## WHAT TO PRODUCE:
Starting at the first entry below, repeat all the data word for word and drop the pictures.

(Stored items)
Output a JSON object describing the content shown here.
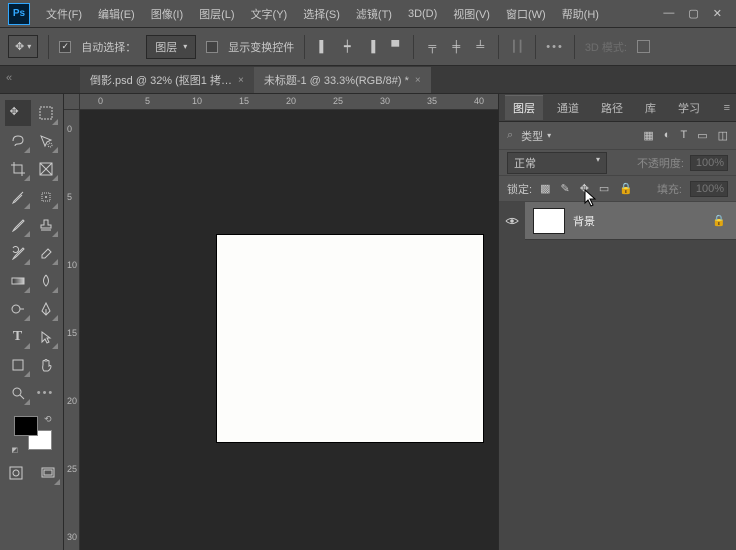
{
  "menu": {
    "items": [
      "文件(F)",
      "编辑(E)",
      "图像(I)",
      "图层(L)",
      "文字(Y)",
      "选择(S)",
      "滤镜(T)",
      "3D(D)",
      "视图(V)",
      "窗口(W)",
      "帮助(H)"
    ]
  },
  "options": {
    "auto_select": "自动选择：",
    "target": "图层",
    "show_transform": "显示变换控件",
    "mode3d": "3D 模式:"
  },
  "tabs": {
    "t1": "倒影.psd @ 32% (抠图1 拷…",
    "t2": "未标题-1 @ 33.3%(RGB/8#) *"
  },
  "rulers": {
    "h": [
      "0",
      "5",
      "10",
      "15",
      "20",
      "25",
      "30",
      "35",
      "40"
    ],
    "v": [
      "0",
      "5",
      "10",
      "15",
      "20",
      "25",
      "30"
    ]
  },
  "panels": {
    "tabs": {
      "layers": "图层",
      "channels": "通道",
      "paths": "路径",
      "library": "库",
      "learn": "学习"
    },
    "filter_type": "类型",
    "blend_mode": "正常",
    "opacity_label": "不透明度:",
    "opacity_value": "100%",
    "lock_label": "锁定:",
    "fill_label": "填充:",
    "fill_value": "100%",
    "layer": {
      "name": "背景"
    }
  }
}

## EXERCISE RESULT:
Output a JSON object describing the content shown here.
{
  "menu": {
    "items": [
      "文件(F)",
      "编辑(E)",
      "图像(I)",
      "图层(L)",
      "文字(Y)",
      "选择(S)",
      "滤镜(T)",
      "3D(D)",
      "视图(V)",
      "窗口(W)",
      "帮助(H)"
    ]
  },
  "options": {
    "auto_select": "自动选择：",
    "target": "图层",
    "show_transform": "显示变换控件",
    "mode3d": "3D 模式:"
  },
  "tabs": {
    "t1": "倒影.psd @ 32% (抠图1 拷…",
    "t2": "未标题-1 @ 33.3%(RGB/8#) *"
  },
  "rulers": {
    "h": [
      "0",
      "5",
      "10",
      "15",
      "20",
      "25",
      "30",
      "35",
      "40"
    ],
    "v": [
      "0",
      "5",
      "10",
      "15",
      "20",
      "25",
      "30"
    ]
  },
  "panels": {
    "tabs": {
      "layers": "图层",
      "channels": "通道",
      "paths": "路径",
      "library": "库",
      "learn": "学习"
    },
    "filter_type": "类型",
    "blend_mode": "正常",
    "opacity_label": "不透明度:",
    "opacity_value": "100%",
    "lock_label": "锁定:",
    "fill_label": "填充:",
    "fill_value": "100%",
    "layer": {
      "name": "背景"
    }
  }
}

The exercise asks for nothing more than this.